2. Revise/Work As You Go

Like I said about settling into a routine, make sure that you are revising regularly. If you begin revising at the beginning of term opposed to the end, then the information will have time to work itself into your brain gradually. It makes things much less stressful in the long term as a result. In addition to this, it means that if you feel you worked really hard yesterday then you don't have to prescribe yourself as much time today. It is the one flaw with scheduling - it means you feel you have to fill all of the hours you have set up for yourself to complete. When the reality is that you just need to work at your own pace and keep absorbing things are you feel is best. That doesn't mean pushing yourself to do twice as much because that is the amount of time someone else needed to complete the same task. We all process information at differing rates.

Work on an open spectrum - if you have an hour free then spend it in the library working. Adjusting to different environments can be really useful in helping you learn to settle into work more efficiently and to a better standard. I also recommend copying up notes after classes and lectures so that they are in a more concise and useful format. Having multiple copies to go between can really help in the long run.

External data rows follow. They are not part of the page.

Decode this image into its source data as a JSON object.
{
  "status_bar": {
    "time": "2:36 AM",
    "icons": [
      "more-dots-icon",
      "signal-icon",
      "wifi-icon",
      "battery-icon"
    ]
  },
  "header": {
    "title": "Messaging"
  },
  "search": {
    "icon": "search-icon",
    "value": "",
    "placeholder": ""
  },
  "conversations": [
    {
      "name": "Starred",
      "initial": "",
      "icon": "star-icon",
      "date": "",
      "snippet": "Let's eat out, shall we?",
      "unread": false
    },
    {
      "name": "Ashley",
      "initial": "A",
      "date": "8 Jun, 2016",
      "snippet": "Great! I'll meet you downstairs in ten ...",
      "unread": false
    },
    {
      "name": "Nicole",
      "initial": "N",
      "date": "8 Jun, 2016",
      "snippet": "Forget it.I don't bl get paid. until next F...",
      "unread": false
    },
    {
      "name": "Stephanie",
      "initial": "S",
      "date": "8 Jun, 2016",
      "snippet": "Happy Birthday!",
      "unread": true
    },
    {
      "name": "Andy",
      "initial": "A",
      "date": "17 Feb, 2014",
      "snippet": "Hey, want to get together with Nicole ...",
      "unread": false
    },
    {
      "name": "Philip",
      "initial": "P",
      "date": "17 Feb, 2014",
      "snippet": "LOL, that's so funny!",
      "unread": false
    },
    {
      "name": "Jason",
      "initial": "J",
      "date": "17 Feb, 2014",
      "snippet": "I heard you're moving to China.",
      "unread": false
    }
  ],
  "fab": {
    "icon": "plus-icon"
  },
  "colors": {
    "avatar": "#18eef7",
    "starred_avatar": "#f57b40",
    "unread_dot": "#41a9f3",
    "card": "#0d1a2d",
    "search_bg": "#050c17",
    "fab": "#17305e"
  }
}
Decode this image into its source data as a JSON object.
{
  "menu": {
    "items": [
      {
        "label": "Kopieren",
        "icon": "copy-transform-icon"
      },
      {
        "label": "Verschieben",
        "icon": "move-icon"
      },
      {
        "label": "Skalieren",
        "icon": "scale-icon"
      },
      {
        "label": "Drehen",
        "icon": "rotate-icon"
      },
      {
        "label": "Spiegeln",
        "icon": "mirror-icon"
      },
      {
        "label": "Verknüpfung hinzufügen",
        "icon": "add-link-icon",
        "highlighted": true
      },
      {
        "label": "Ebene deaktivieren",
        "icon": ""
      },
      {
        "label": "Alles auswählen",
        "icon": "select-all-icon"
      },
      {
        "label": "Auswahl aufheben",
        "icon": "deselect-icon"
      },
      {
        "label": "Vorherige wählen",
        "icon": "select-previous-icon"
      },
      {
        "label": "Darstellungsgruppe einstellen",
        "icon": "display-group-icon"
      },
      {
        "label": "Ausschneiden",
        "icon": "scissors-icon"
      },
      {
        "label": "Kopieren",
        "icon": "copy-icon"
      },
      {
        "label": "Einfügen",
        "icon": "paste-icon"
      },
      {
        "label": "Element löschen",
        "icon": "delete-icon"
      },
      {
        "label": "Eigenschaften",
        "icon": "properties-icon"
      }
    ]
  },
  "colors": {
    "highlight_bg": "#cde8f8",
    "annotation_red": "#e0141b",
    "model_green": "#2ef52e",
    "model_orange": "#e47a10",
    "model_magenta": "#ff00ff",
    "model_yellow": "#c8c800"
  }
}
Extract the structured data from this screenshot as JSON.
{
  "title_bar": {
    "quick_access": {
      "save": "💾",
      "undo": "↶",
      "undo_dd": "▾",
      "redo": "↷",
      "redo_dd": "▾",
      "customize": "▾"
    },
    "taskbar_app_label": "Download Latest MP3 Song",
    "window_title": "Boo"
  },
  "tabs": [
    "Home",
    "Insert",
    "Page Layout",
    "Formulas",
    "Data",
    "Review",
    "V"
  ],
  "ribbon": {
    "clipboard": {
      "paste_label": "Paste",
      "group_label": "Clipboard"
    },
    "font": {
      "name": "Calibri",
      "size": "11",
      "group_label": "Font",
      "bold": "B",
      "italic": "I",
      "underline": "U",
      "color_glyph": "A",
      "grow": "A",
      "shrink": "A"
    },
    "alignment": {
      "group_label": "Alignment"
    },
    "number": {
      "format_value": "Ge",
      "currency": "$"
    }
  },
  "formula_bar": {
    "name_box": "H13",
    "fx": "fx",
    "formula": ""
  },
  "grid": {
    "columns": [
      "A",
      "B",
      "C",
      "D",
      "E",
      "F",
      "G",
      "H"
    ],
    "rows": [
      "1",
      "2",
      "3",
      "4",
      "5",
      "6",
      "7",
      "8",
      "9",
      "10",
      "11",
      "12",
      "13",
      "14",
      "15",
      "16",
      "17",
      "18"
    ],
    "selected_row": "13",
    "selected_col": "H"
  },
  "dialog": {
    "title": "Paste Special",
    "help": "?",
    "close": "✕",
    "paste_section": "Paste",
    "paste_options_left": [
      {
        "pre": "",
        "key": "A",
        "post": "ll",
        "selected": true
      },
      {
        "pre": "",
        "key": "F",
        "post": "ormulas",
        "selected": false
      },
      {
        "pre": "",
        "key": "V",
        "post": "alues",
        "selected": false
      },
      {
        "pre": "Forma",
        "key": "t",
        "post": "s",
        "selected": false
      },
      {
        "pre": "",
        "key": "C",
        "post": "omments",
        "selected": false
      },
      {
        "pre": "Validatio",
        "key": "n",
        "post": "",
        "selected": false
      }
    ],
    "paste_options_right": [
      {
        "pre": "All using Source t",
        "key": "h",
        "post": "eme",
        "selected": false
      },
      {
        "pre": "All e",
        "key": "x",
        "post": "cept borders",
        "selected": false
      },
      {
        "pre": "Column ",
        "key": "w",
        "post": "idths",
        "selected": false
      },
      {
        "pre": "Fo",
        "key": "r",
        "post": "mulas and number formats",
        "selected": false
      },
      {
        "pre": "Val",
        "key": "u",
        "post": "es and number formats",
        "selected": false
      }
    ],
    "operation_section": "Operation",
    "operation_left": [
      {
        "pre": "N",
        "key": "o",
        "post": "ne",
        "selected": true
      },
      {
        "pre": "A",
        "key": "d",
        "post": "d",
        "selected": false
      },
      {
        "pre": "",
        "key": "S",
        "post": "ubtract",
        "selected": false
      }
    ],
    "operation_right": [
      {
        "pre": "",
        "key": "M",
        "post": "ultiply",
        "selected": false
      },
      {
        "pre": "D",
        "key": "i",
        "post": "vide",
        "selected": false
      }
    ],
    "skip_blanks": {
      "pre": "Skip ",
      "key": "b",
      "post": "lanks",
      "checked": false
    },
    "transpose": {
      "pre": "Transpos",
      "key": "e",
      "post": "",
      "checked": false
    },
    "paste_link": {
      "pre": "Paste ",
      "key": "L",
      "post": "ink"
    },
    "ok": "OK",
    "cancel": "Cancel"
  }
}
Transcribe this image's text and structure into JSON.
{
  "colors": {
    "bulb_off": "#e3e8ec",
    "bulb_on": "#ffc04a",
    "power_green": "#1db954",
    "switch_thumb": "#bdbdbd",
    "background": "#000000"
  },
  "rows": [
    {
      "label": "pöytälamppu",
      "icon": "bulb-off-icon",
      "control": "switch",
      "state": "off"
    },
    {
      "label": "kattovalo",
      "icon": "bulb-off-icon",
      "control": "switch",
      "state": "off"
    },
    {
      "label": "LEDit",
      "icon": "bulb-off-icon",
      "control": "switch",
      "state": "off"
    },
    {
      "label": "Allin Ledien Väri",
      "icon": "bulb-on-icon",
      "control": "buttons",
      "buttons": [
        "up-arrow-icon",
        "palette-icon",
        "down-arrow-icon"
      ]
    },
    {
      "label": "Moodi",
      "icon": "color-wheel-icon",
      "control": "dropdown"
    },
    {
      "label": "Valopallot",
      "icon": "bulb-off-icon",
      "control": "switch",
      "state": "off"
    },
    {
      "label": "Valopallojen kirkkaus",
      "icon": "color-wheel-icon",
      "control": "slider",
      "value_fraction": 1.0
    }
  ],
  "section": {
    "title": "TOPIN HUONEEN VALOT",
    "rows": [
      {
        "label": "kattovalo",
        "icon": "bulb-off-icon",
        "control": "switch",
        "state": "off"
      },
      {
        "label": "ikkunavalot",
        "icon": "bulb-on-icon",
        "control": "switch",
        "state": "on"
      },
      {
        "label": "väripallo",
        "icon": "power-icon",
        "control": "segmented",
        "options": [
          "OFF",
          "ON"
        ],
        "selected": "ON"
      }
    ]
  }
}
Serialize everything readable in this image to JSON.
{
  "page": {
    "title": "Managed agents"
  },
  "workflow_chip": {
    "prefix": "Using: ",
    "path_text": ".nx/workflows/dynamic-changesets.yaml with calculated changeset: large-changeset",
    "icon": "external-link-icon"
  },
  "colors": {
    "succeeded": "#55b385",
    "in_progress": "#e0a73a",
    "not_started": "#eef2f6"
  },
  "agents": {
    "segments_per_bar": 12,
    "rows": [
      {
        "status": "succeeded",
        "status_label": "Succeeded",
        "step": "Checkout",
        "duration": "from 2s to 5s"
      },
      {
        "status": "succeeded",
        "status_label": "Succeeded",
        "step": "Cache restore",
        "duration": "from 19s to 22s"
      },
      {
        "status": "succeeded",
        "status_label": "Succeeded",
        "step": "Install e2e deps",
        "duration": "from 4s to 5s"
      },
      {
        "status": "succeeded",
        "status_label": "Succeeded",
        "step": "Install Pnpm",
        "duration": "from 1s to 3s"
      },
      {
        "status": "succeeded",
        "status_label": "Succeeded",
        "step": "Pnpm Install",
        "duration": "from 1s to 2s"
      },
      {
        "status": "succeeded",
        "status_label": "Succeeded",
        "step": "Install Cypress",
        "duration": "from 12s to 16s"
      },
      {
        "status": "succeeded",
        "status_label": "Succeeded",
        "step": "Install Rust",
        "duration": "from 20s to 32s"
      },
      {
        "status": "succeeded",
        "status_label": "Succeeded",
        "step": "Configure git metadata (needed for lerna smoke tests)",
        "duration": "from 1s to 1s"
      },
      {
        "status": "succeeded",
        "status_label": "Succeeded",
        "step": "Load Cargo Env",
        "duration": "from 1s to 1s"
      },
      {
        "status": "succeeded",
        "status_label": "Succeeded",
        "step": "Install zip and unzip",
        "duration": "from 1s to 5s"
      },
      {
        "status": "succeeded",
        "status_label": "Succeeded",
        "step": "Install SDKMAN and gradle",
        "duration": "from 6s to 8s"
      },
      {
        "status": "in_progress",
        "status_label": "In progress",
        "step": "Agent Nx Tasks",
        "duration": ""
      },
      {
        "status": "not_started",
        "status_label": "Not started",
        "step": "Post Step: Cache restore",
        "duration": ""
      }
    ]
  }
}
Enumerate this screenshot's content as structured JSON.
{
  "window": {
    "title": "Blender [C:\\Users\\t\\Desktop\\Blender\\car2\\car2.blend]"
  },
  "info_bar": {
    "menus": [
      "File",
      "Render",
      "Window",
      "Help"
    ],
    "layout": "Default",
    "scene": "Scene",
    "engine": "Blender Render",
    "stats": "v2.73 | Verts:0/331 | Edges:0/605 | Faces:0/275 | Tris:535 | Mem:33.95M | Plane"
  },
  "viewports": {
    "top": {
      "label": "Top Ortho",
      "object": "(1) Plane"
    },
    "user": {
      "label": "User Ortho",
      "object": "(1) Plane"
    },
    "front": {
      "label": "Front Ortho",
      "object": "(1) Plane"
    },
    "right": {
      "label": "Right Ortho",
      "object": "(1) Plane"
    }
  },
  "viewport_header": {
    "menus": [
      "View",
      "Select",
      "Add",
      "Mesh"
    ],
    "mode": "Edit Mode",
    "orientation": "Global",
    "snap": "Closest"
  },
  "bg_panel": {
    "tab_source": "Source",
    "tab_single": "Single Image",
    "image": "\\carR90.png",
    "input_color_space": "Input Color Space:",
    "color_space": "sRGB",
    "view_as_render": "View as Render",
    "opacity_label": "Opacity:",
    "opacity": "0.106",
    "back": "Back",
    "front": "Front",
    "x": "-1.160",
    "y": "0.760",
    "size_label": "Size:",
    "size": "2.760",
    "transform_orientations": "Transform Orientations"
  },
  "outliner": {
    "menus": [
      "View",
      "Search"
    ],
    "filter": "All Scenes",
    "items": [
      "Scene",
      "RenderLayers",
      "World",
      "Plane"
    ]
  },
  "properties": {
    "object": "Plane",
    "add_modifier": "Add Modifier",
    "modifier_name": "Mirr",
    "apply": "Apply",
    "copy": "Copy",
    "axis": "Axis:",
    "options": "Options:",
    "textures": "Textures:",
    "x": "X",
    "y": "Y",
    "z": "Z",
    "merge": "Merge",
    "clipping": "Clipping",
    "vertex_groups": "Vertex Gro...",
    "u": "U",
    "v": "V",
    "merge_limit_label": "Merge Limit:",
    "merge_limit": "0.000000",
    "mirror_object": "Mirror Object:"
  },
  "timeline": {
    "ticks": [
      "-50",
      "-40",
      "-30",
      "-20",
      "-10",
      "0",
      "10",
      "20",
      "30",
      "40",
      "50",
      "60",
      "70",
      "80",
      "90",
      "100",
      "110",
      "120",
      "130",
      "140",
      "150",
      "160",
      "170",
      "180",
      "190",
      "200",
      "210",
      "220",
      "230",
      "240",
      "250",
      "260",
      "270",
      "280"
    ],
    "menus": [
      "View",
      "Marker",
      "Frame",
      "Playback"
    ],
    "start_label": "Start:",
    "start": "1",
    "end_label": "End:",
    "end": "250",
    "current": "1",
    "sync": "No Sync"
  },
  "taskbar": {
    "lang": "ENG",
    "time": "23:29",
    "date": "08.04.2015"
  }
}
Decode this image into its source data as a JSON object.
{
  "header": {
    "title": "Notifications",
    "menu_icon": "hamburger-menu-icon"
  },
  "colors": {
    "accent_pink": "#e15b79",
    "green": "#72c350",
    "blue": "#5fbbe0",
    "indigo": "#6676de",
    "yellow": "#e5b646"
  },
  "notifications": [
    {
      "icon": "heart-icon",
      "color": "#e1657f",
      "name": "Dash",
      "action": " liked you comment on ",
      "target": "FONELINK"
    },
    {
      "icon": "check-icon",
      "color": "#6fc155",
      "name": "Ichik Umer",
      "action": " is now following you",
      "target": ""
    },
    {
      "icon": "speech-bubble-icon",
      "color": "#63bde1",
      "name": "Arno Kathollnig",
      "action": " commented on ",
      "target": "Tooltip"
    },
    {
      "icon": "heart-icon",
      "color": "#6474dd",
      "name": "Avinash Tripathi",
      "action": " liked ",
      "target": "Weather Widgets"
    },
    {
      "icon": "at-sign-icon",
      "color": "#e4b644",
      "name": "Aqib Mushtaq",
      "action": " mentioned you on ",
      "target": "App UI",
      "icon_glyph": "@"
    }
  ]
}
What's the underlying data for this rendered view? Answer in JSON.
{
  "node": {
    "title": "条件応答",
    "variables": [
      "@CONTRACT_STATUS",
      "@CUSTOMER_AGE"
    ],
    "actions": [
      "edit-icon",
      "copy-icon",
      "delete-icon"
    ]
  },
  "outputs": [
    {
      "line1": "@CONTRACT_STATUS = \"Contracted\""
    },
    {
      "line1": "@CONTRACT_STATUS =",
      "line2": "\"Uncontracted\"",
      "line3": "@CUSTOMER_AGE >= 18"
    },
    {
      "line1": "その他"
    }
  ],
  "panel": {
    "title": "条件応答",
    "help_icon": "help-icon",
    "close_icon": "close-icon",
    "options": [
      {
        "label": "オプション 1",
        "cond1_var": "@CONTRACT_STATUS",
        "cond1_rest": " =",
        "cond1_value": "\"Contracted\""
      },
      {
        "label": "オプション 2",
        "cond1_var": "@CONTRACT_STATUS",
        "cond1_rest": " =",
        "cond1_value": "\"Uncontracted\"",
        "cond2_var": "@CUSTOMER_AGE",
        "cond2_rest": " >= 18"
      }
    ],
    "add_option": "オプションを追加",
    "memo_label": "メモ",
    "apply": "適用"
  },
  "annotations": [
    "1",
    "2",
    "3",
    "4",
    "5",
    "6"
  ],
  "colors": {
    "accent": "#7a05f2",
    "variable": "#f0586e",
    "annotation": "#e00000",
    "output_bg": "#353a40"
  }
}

3. Be A Step Ahead

All of these factors have something in common. They are about keeping ahead of the game and making sure that your brain doesn't switch off  fully. If you are thinking all of the time in a particular way, it is easier for that to become a habit and not something which you have to switch into. Being one step ahead of everyone else is important because in reality, that hard work is what makes us stand out from the crowd in everything from a choral audition to a job interview. Whilst it is easy to work at the same pace as those around you, it is also important to be doing as much as you individually can. Yes, that means spending a few extra hours doing external reading and research sometimes. But trust me, it really pays off.

4. Regular Breaks

Give yourself time to breathe! You need the space in between tasks to do fun things like exercise or read something for you opposed to just because it is on a reading list. If you do give yourself regular breaks it is easier to keep motivated. You'll find yourself engaging on a whole other level with tasks if you can master the art of balance. Which leads us on to 5...

5. Find A Balance!

As you can see from all of these tips, there is no true way to be told how to plan your schedule. I can only help by sharing what works best for me in my own experience and this acts to some extent as a guide line for you. We all work at different rates and we should cater to that. Whilst it might at times feel like time is dragging, or that there just aren't enough hours in the day at other moments, it is important to remember that the schedule you have designed itself is also just a guide line. Do what works best, what feels best and what achieves the best outcome for you as an individual. With time, the scheduling will be much easier because you will know how much time equals what particular outcome. Hibernation mode is not forever - by the time you have kicked the habit, you won't even realise!

That's all for today folks! Thank-you again, so so so much for voting for me as blogger of the year 2016/17 - it is an achievement I am really proud of and it makes me smile to just thinking of it! 

Thank-you also for all your support and comments. It is a fantastic thing to be able to help answer any of your questions and to share my adventure with all of you. It makes my day every day!

If you like, you can click here to vote for me as Blogger of the month. Thank-you!